What you have to do: Each line of the records below that holds "last" should be returned.

[Opening Dataset records section]

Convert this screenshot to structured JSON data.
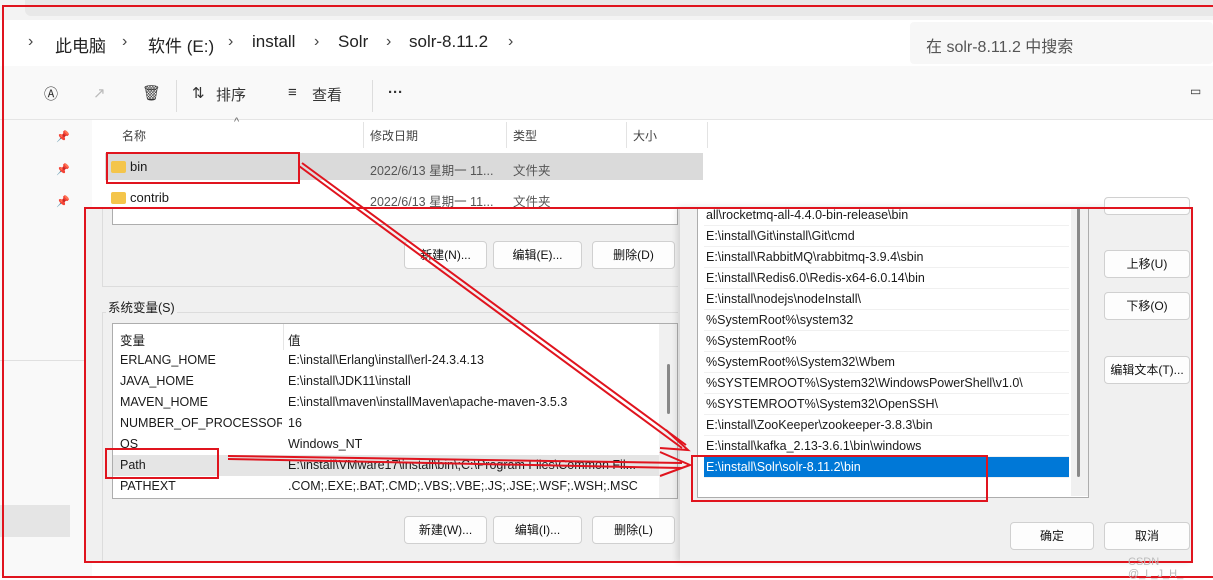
{
  "explorer": {
    "breadcrumb": [
      "此电脑",
      "软件 (E:)",
      "install",
      "Solr",
      "solr-8.11.2"
    ],
    "search_placeholder": "在 solr-8.11.2 中搜索",
    "toolbar": {
      "sort": "排序",
      "view": "查看",
      "more": "···"
    },
    "columns": [
      "名称",
      "修改日期",
      "类型",
      "大小"
    ],
    "files": [
      {
        "name": "bin",
        "date": "2022/6/13  星期一 11...",
        "type": "文件夹"
      },
      {
        "name": "contrib",
        "date": "2022/6/13  星期一 11...",
        "type": "文件夹"
      }
    ]
  },
  "env_dialog": {
    "user_buttons": [
      "新建(N)...",
      "编辑(E)...",
      "删除(D)"
    ],
    "system_group": "系统变量(S)",
    "headers": [
      "变量",
      "值"
    ],
    "rows": [
      [
        "ERLANG_HOME",
        "E:\\install\\Erlang\\install\\erl-24.3.4.13"
      ],
      [
        "JAVA_HOME",
        "E:\\install\\JDK11\\install"
      ],
      [
        "MAVEN_HOME",
        "E:\\install\\maven\\installMaven\\apache-maven-3.5.3"
      ],
      [
        "NUMBER_OF_PROCESSORS",
        "16"
      ],
      [
        "OS",
        "Windows_NT"
      ],
      [
        "Path",
        "E:\\install\\VMware17\\install\\bin\\;C:\\Program Files\\Common Fil..."
      ],
      [
        "PATHEXT",
        ".COM;.EXE;.BAT;.CMD;.VBS;.VBE;.JS;.JSE;.WSF;.WSH;.MSC"
      ]
    ],
    "system_buttons": [
      "新建(W)...",
      "编辑(I)...",
      "删除(L)"
    ]
  },
  "path_dialog": {
    "items": [
      "all\\rocketmq-all-4.4.0-bin-release\\bin",
      "E:\\install\\Git\\install\\Git\\cmd",
      "E:\\install\\RabbitMQ\\rabbitmq-3.9.4\\sbin",
      "E:\\install\\Redis6.0\\Redis-x64-6.0.14\\bin",
      "E:\\install\\nodejs\\nodeInstall\\",
      "%SystemRoot%\\system32",
      "%SystemRoot%",
      "%SystemRoot%\\System32\\Wbem",
      "%SYSTEMROOT%\\System32\\WindowsPowerShell\\v1.0\\",
      "%SYSTEMROOT%\\System32\\OpenSSH\\",
      "E:\\install\\ZooKeeper\\zookeeper-3.8.3\\bin",
      "E:\\install\\kafka_2.13-3.6.1\\bin\\windows",
      "E:\\install\\Solr\\solr-8.11.2\\bin"
    ],
    "selected_index": 12,
    "side_buttons": [
      "上移(U)",
      "下移(O)",
      "编辑文本(T)..."
    ],
    "ok": "确定",
    "cancel": "取消"
  },
  "watermark": "CSDN @_L_J_H_",
  "colors": {
    "selection": "#0078d7",
    "annotation": "#e0141e"
  }
}
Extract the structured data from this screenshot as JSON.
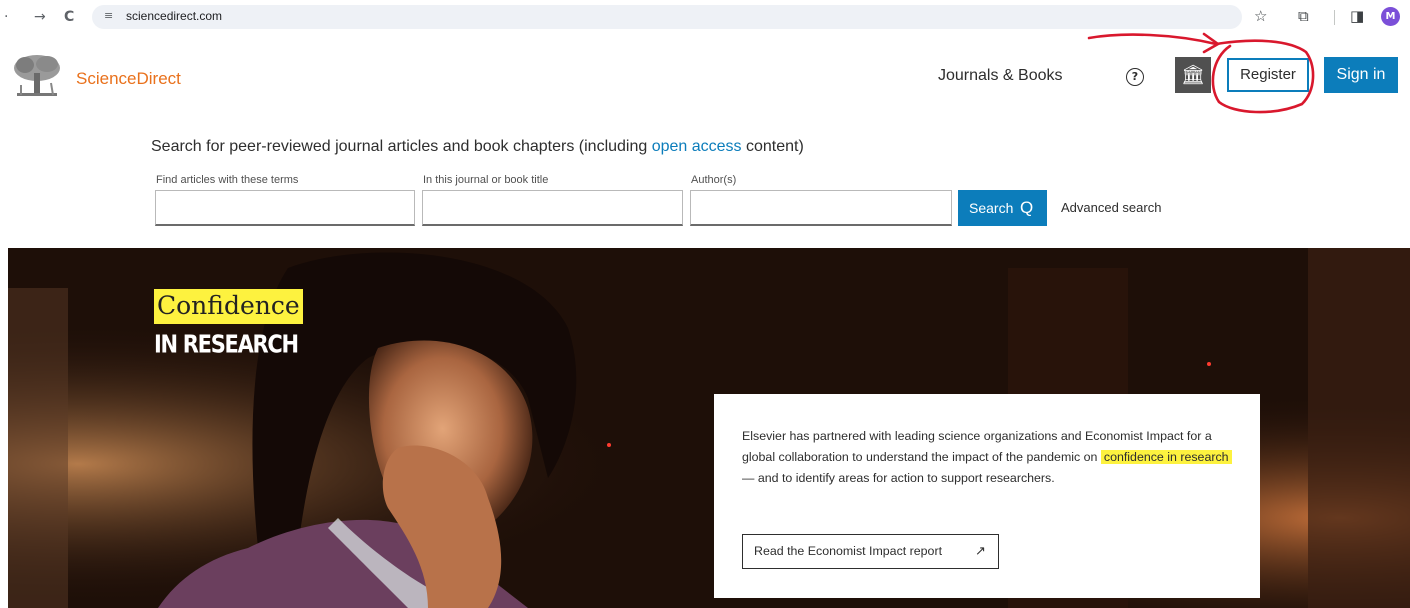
{
  "browser": {
    "back_icon": "·",
    "forward_icon": "→",
    "reload_icon": "C",
    "site_settings_icon": "≡",
    "url": "sciencedirect.com",
    "bookmark_icon": "☆",
    "extensions_icon": "⧉",
    "sidepanel_icon": "◨",
    "profile_initial": "M"
  },
  "header": {
    "brand": "ScienceDirect",
    "journals_books": "Journals & Books",
    "help_icon": "?",
    "institution_icon": "🏛",
    "register": "Register",
    "sign_in": "Sign in",
    "annotation_color": "#d9182d"
  },
  "search": {
    "intro_before": "Search for peer-reviewed journal articles and book chapters (including ",
    "intro_link": "open access",
    "intro_after": " content)",
    "field_terms_label": "Find articles with these terms",
    "field_journal_label": "In this journal or book title",
    "field_author_label": "Author(s)",
    "field_terms_value": "",
    "field_journal_value": "",
    "field_author_value": "",
    "search_button": "Search",
    "search_icon": "Q",
    "advanced": "Advanced search"
  },
  "hero": {
    "title": "Confidence",
    "subtitle": "IN RESEARCH",
    "text_before": "Elsevier has partnered with leading science organizations and Economist Impact for a global collaboration to understand the impact of the pandemic on ",
    "text_highlight": "confidence in research",
    "text_after": " — and to identify areas for action to support researchers.",
    "report_button": "Read the Economist Impact report",
    "report_arrow": "↗"
  },
  "colors": {
    "brand_orange": "#e9711c",
    "primary_blue": "#0c7dbb",
    "highlight_yellow": "#fdf23f"
  }
}
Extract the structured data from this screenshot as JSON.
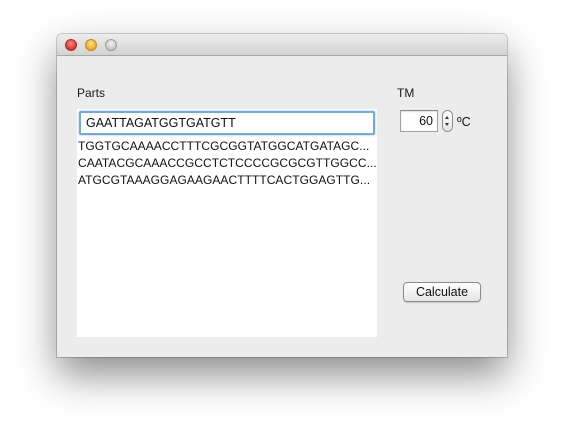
{
  "window": {
    "controls": [
      "close",
      "minimize",
      "zoom"
    ]
  },
  "parts": {
    "label": "Parts",
    "input_value": "GAATTAGATGGTGATGTT",
    "rows": [
      "TGGTGCAAAACCTTTCGCGGTATGGCATGATAGC...",
      "CAATACGCAAACCGCCTCTCCCCGCGCGTTGGCC...",
      "ATGCGTAAAGGAGAAGAACTTTTCACTGGAGTTG..."
    ]
  },
  "tm": {
    "label": "TM",
    "value": "60",
    "unit": "ºC"
  },
  "actions": {
    "calculate_label": "Calculate"
  },
  "colors": {
    "focus_ring": "#7aa7d6",
    "window_bg": "#ececec"
  }
}
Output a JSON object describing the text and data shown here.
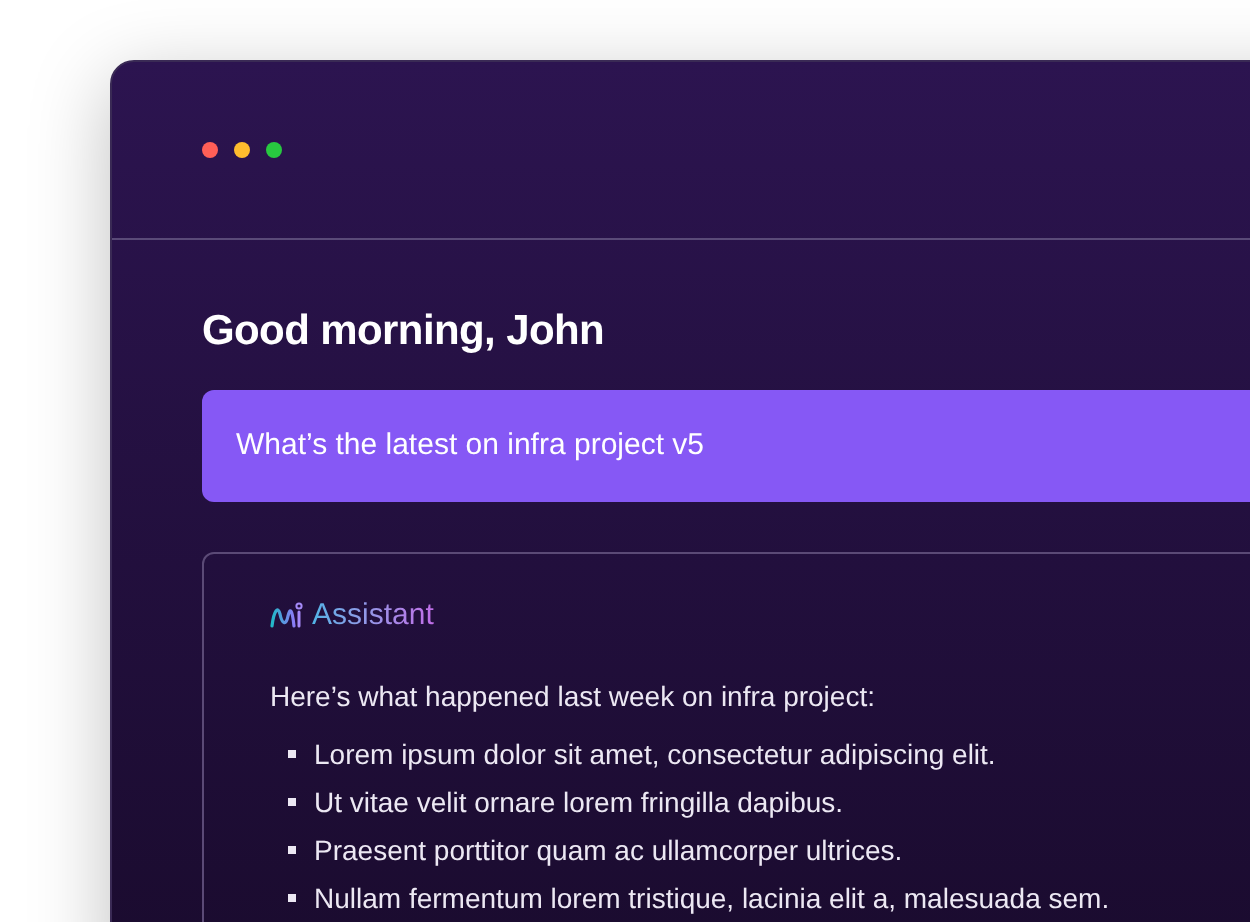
{
  "greeting": "Good morning, John",
  "prompt": {
    "value": "What’s the latest on infra project v5"
  },
  "response": {
    "author": "Assistant",
    "intro": "Here’s what happened last week on infra project:",
    "bullets": [
      "Lorem ipsum dolor sit amet, consectetur adipiscing elit.",
      "Ut vitae velit ornare lorem fringilla dapibus.",
      "Praesent porttitor quam ac ullamcorper ultrices.",
      "Nullam fermentum lorem tristique, lacinia elit a, malesuada sem."
    ]
  }
}
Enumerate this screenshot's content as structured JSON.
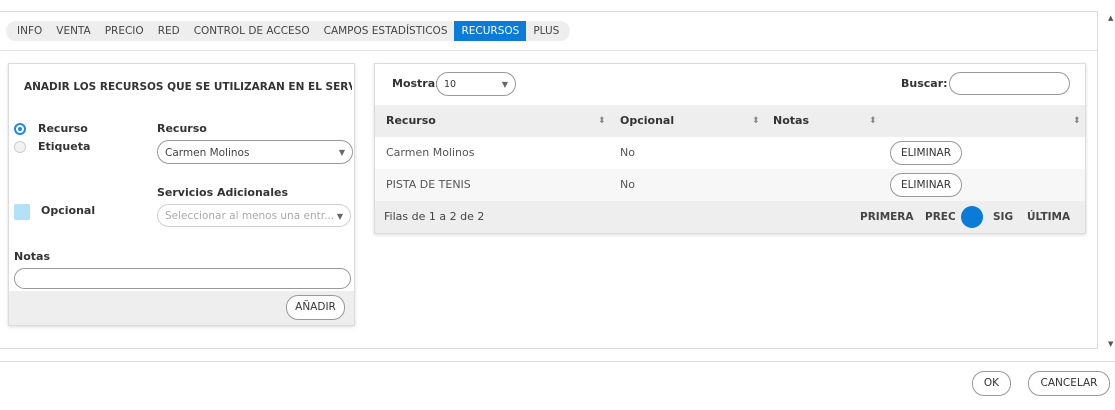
{
  "tabs": [
    "INFO",
    "VENTA",
    "PRECIO",
    "RED",
    "CONTROL DE ACCESO",
    "CAMPOS ESTADÍSTICOS",
    "RECURSOS",
    "PLUS"
  ],
  "active_tab": "RECURSOS",
  "add_panel": {
    "title": "AÑADIR LOS RECURSOS QUE SE UTILIZARÁN EN EL SERVICIO",
    "radio_resource": "Recurso",
    "radio_tag": "Etiqueta",
    "selected_radio": "Recurso",
    "resource_label": "Recurso",
    "resource_value": "Carmen Molinos",
    "optional_label": "Opcional",
    "extra_services_label": "Servicios Adicionales",
    "extra_services_placeholder": "Seleccionar al menos una entr...",
    "notes_label": "Notas",
    "notes_value": "",
    "add_button": "AÑADIR"
  },
  "table": {
    "show_label": "Mostrar",
    "page_size": "10",
    "search_label": "Buscar:",
    "search_value": "",
    "columns": [
      "Recurso",
      "Opcional",
      "Notas",
      ""
    ],
    "rows": [
      {
        "resource": "Carmen Molinos",
        "optional": "No",
        "notes": "",
        "action": "ELIMINAR"
      },
      {
        "resource": "PISTA DE TENIS",
        "optional": "No",
        "notes": "",
        "action": "ELIMINAR"
      }
    ],
    "info": "Filas de 1 a 2 de 2",
    "pager": {
      "first": "PRIMERA",
      "prev": "PREC",
      "current": "1",
      "next": "SIG",
      "last": "ÚLTIMA"
    }
  },
  "footer": {
    "ok": "OK",
    "cancel": "CANCELAR"
  },
  "colors": {
    "accent": "#0a7bd6",
    "checkbox": "#b3e1f5"
  }
}
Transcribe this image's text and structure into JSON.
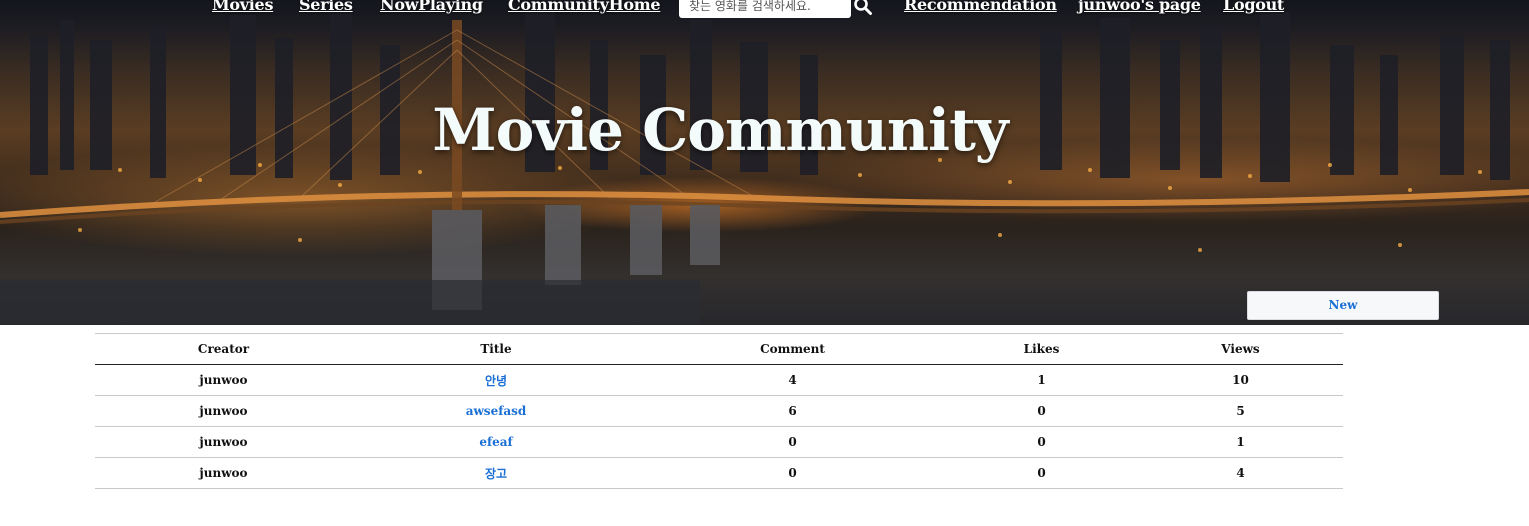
{
  "nav": {
    "movies": "Movies",
    "series": "Series",
    "now_playing": "NowPlaying",
    "community_home": "CommunityHome",
    "search_placeholder": "찾는 영화를 검색하세요.",
    "recommendation": "Recommendation",
    "user_page": "junwoo's page",
    "logout": "Logout"
  },
  "hero": {
    "title": "Movie Community"
  },
  "new_button": "New",
  "table": {
    "headers": [
      "Creator",
      "Title",
      "Comment",
      "Likes",
      "Views"
    ],
    "rows": [
      {
        "creator": "junwoo",
        "title": "안녕",
        "comment": "4",
        "likes": "1",
        "views": "10"
      },
      {
        "creator": "junwoo",
        "title": "awsefasd",
        "comment": "6",
        "likes": "0",
        "views": "5"
      },
      {
        "creator": "junwoo",
        "title": "efeaf",
        "comment": "0",
        "likes": "0",
        "views": "1"
      },
      {
        "creator": "junwoo",
        "title": "장고",
        "comment": "0",
        "likes": "0",
        "views": "4"
      }
    ]
  },
  "colors": {
    "link": "#1a6fd4",
    "hero_text": "#f4fbfb"
  },
  "icons": {
    "search": "search-icon"
  }
}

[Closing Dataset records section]

Expected output:
    "intro": "Here’s what happened last week on infra project:",
      "last": "ÚLTIMA"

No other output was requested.